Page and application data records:
=-=-=-=-=

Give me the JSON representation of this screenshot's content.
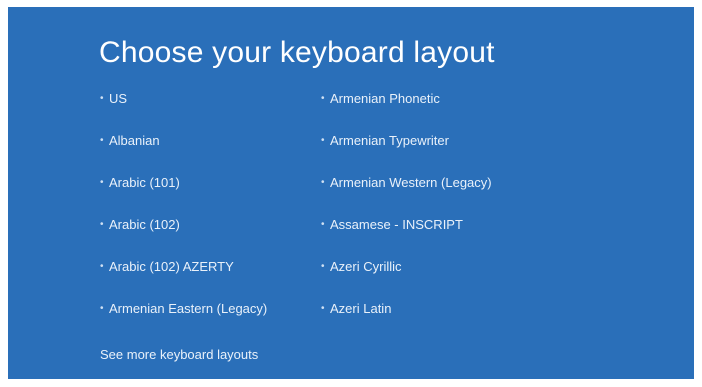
{
  "page": {
    "title": "Choose your keyboard layout",
    "background_color": "#2a6fb9"
  },
  "layouts": {
    "left": [
      {
        "label": "US"
      },
      {
        "label": "Albanian"
      },
      {
        "label": "Arabic (101)"
      },
      {
        "label": "Arabic (102)"
      },
      {
        "label": "Arabic (102) AZERTY"
      },
      {
        "label": "Armenian Eastern (Legacy)"
      }
    ],
    "right": [
      {
        "label": "Armenian Phonetic"
      },
      {
        "label": "Armenian Typewriter"
      },
      {
        "label": "Armenian Western (Legacy)"
      },
      {
        "label": "Assamese - INSCRIPT"
      },
      {
        "label": "Azeri Cyrillic"
      },
      {
        "label": "Azeri Latin"
      }
    ]
  },
  "footer": {
    "more_link": "See more keyboard layouts"
  }
}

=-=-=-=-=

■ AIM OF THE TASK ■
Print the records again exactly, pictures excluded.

■ WRITTEN ANSWER ■
Give me the JSON representation of this screenshot's content.
{
  "page": {
    "title": "Choose your keyboard layout",
    "background_color": "#2a6fb9"
  },
  "layouts": {
    "left": [
      {
        "label": "US"
      },
      {
        "label": "Albanian"
      },
      {
        "label": "Arabic (101)"
      },
      {
        "label": "Arabic (102)"
      },
      {
        "label": "Arabic (102) AZERTY"
      },
      {
        "label": "Armenian Eastern (Legacy)"
      }
    ],
    "right": [
      {
        "label": "Armenian Phonetic"
      },
      {
        "label": "Armenian Typewriter"
      },
      {
        "label": "Armenian Western (Legacy)"
      },
      {
        "label": "Assamese - INSCRIPT"
      },
      {
        "label": "Azeri Cyrillic"
      },
      {
        "label": "Azeri Latin"
      }
    ]
  },
  "footer": {
    "more_link": "See more keyboard layouts"
  }
}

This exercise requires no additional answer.